══ THE DATA

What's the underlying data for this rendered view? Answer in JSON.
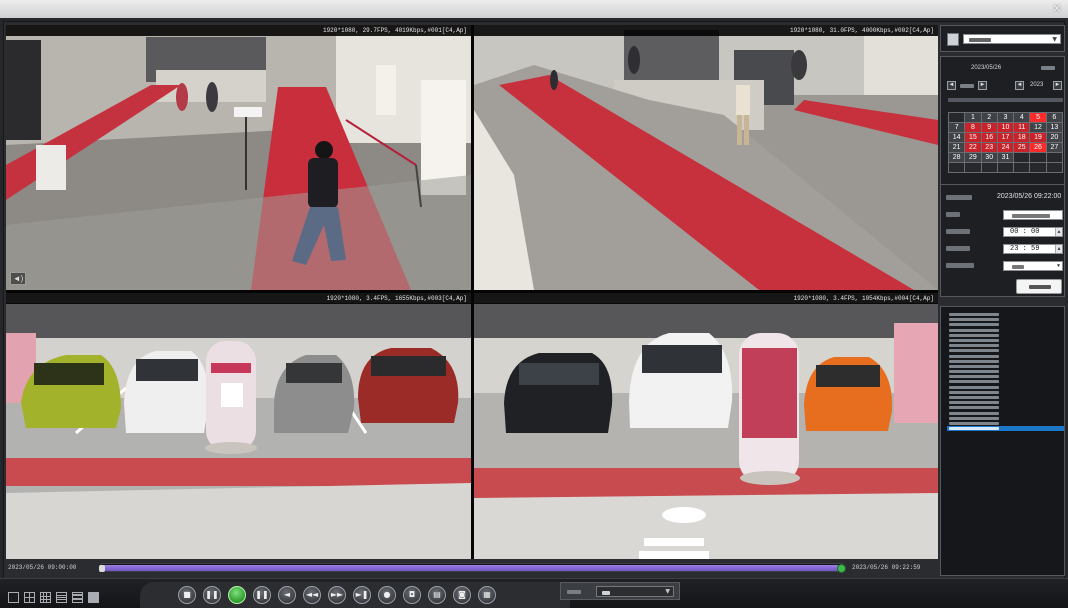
{
  "window": {
    "close_glyph": "×"
  },
  "cameras": [
    {
      "id": "cam1",
      "header": "1920*1080, 29.7FPS, 4019Kbps,#001[C4,Ap]",
      "scene": "lobby-red-carpet-walker"
    },
    {
      "id": "cam2",
      "header": "1920*1080, 31.0FPS, 4000Kbps,#002[C4,Ap]",
      "scene": "lobby-red-carpet-counter"
    },
    {
      "id": "cam3",
      "header": "1920*1080, 3.4FPS, 1655Kbps,#003[C4,Ap]",
      "scene": "parking-four-cars"
    },
    {
      "id": "cam4",
      "header": "1920*1080, 3.4FPS, 1054Kbps,#004[C4,Ap]",
      "scene": "parking-three-cars"
    }
  ],
  "sidebar": {
    "calendar": {
      "month_label": "2023/05/26",
      "year_value": "2023",
      "prev_glyph": "◄",
      "next_glyph": "►",
      "weeks": [
        [
          "",
          "1",
          "2",
          "3",
          "4",
          "5",
          "6"
        ],
        [
          "7",
          "8",
          "9",
          "10",
          "11",
          "12",
          "13"
        ],
        [
          "14",
          "15",
          "16",
          "17",
          "18",
          "19",
          "20"
        ],
        [
          "21",
          "22",
          "23",
          "24",
          "25",
          "26",
          "27"
        ],
        [
          "28",
          "29",
          "30",
          "31",
          "",
          "",
          ""
        ],
        [
          "",
          "",
          "",
          "",
          "",
          "",
          ""
        ]
      ],
      "marked_days": [
        "5",
        "8",
        "9",
        "10",
        "11",
        "15",
        "16",
        "17",
        "18",
        "19",
        "22",
        "23",
        "24",
        "25",
        "26"
      ],
      "bright_days": [
        "5",
        "26"
      ]
    },
    "search": {
      "date_value": "2023/05/26 09:22:00",
      "start_time": "00 : 00",
      "end_time": "23 : 59"
    },
    "results": [
      "2023/05/26 09:00:00",
      "2023/05/26 09:01:00",
      "2023/05/26 09:02:00",
      "2023/05/26 09:03:00",
      "2023/05/26 09:04:00",
      "2023/05/26 09:05:00",
      "2023/05/26 09:06:00",
      "2023/05/26 09:07:00",
      "2023/05/26 09:08:00",
      "2023/05/26 09:09:00",
      "2023/05/26 09:10:00",
      "2023/05/26 09:11:00",
      "2023/05/26 09:12:00",
      "2023/05/26 09:13:00",
      "2023/05/26 09:14:00",
      "2023/05/26 09:15:00",
      "2023/05/26 09:16:00",
      "2023/05/26 09:17:00",
      "2023/05/26 09:18:00",
      "2023/05/26 09:19:00",
      "2023/05/26 09:20:00",
      "2023/05/26 09:21:00",
      "2023/05/26 09:22:00"
    ],
    "selected_result_index": 22
  },
  "timeline": {
    "start": "2023/05/26 09:00:00",
    "end": "2023/05/26 09:22:59",
    "played_fraction": 1.0
  },
  "controls": {
    "layouts": [
      "layout-1x1",
      "layout-2x2",
      "layout-3x3",
      "layout-4x4",
      "layout-5x5",
      "layout-6x6"
    ],
    "playback_buttons": [
      {
        "name": "stop-button",
        "glyph": "■"
      },
      {
        "name": "pause-button",
        "glyph": "❚❚"
      },
      {
        "name": "play-button",
        "glyph": "",
        "active": true
      },
      {
        "name": "pause-alt-button",
        "glyph": "❚❚"
      },
      {
        "name": "reverse-button",
        "glyph": "◄"
      },
      {
        "name": "rewind-button",
        "glyph": "◄◄"
      },
      {
        "name": "fast-forward-button",
        "glyph": "►►"
      },
      {
        "name": "step-forward-button",
        "glyph": "►❚"
      },
      {
        "name": "record-button",
        "glyph": "●"
      },
      {
        "name": "snapshot-button",
        "glyph": "◘"
      },
      {
        "name": "export-button",
        "glyph": "▤"
      },
      {
        "name": "mute-button",
        "glyph": "◙"
      },
      {
        "name": "fullscreen-button",
        "glyph": "▦"
      }
    ]
  },
  "colors": {
    "accent_selection": "#1e78c8",
    "timeline_fill": "#7254c8",
    "calendar_marked": "#c8222a",
    "play_active": "#2c9a2c"
  }
}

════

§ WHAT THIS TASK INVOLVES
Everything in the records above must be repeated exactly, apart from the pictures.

§ THE COMPLETED TASK
What's the underlying data for this rendered view? Answer in JSON.
{
  "window": {
    "close_glyph": "×"
  },
  "cameras": [
    {
      "id": "cam1",
      "header": "1920*1080, 29.7FPS, 4019Kbps,#001[C4,Ap]",
      "scene": "lobby-red-carpet-walker"
    },
    {
      "id": "cam2",
      "header": "1920*1080, 31.0FPS, 4000Kbps,#002[C4,Ap]",
      "scene": "lobby-red-carpet-counter"
    },
    {
      "id": "cam3",
      "header": "1920*1080, 3.4FPS, 1655Kbps,#003[C4,Ap]",
      "scene": "parking-four-cars"
    },
    {
      "id": "cam4",
      "header": "1920*1080, 3.4FPS, 1054Kbps,#004[C4,Ap]",
      "scene": "parking-three-cars"
    }
  ],
  "sidebar": {
    "calendar": {
      "month_label": "2023/05/26",
      "year_value": "2023",
      "prev_glyph": "◄",
      "next_glyph": "►",
      "weeks": [
        [
          "",
          "1",
          "2",
          "3",
          "4",
          "5",
          "6"
        ],
        [
          "7",
          "8",
          "9",
          "10",
          "11",
          "12",
          "13"
        ],
        [
          "14",
          "15",
          "16",
          "17",
          "18",
          "19",
          "20"
        ],
        [
          "21",
          "22",
          "23",
          "24",
          "25",
          "26",
          "27"
        ],
        [
          "28",
          "29",
          "30",
          "31",
          "",
          "",
          ""
        ],
        [
          "",
          "",
          "",
          "",
          "",
          "",
          ""
        ]
      ],
      "marked_days": [
        "5",
        "8",
        "9",
        "10",
        "11",
        "15",
        "16",
        "17",
        "18",
        "19",
        "22",
        "23",
        "24",
        "25",
        "26"
      ],
      "bright_days": [
        "5",
        "26"
      ]
    },
    "search": {
      "date_value": "2023/05/26 09:22:00",
      "start_time": "00 : 00",
      "end_time": "23 : 59"
    },
    "results": [
      "2023/05/26 09:00:00",
      "2023/05/26 09:01:00",
      "2023/05/26 09:02:00",
      "2023/05/26 09:03:00",
      "2023/05/26 09:04:00",
      "2023/05/26 09:05:00",
      "2023/05/26 09:06:00",
      "2023/05/26 09:07:00",
      "2023/05/26 09:08:00",
      "2023/05/26 09:09:00",
      "2023/05/26 09:10:00",
      "2023/05/26 09:11:00",
      "2023/05/26 09:12:00",
      "2023/05/26 09:13:00",
      "2023/05/26 09:14:00",
      "2023/05/26 09:15:00",
      "2023/05/26 09:16:00",
      "2023/05/26 09:17:00",
      "2023/05/26 09:18:00",
      "2023/05/26 09:19:00",
      "2023/05/26 09:20:00",
      "2023/05/26 09:21:00",
      "2023/05/26 09:22:00"
    ],
    "selected_result_index": 22
  },
  "timeline": {
    "start": "2023/05/26 09:00:00",
    "end": "2023/05/26 09:22:59",
    "played_fraction": 1.0
  },
  "controls": {
    "layouts": [
      "layout-1x1",
      "layout-2x2",
      "layout-3x3",
      "layout-4x4",
      "layout-5x5",
      "layout-6x6"
    ],
    "playback_buttons": [
      {
        "name": "stop-button",
        "glyph": "■"
      },
      {
        "name": "pause-button",
        "glyph": "❚❚"
      },
      {
        "name": "play-button",
        "glyph": "",
        "active": true
      },
      {
        "name": "pause-alt-button",
        "glyph": "❚❚"
      },
      {
        "name": "reverse-button",
        "glyph": "◄"
      },
      {
        "name": "rewind-button",
        "glyph": "◄◄"
      },
      {
        "name": "fast-forward-button",
        "glyph": "►►"
      },
      {
        "name": "step-forward-button",
        "glyph": "►❚"
      },
      {
        "name": "record-button",
        "glyph": "●"
      },
      {
        "name": "snapshot-button",
        "glyph": "◘"
      },
      {
        "name": "export-button",
        "glyph": "▤"
      },
      {
        "name": "mute-button",
        "glyph": "◙"
      },
      {
        "name": "fullscreen-button",
        "glyph": "▦"
      }
    ]
  },
  "colors": {
    "accent_selection": "#1e78c8",
    "timeline_fill": "#7254c8",
    "calendar_marked": "#c8222a",
    "play_active": "#2c9a2c"
  }
}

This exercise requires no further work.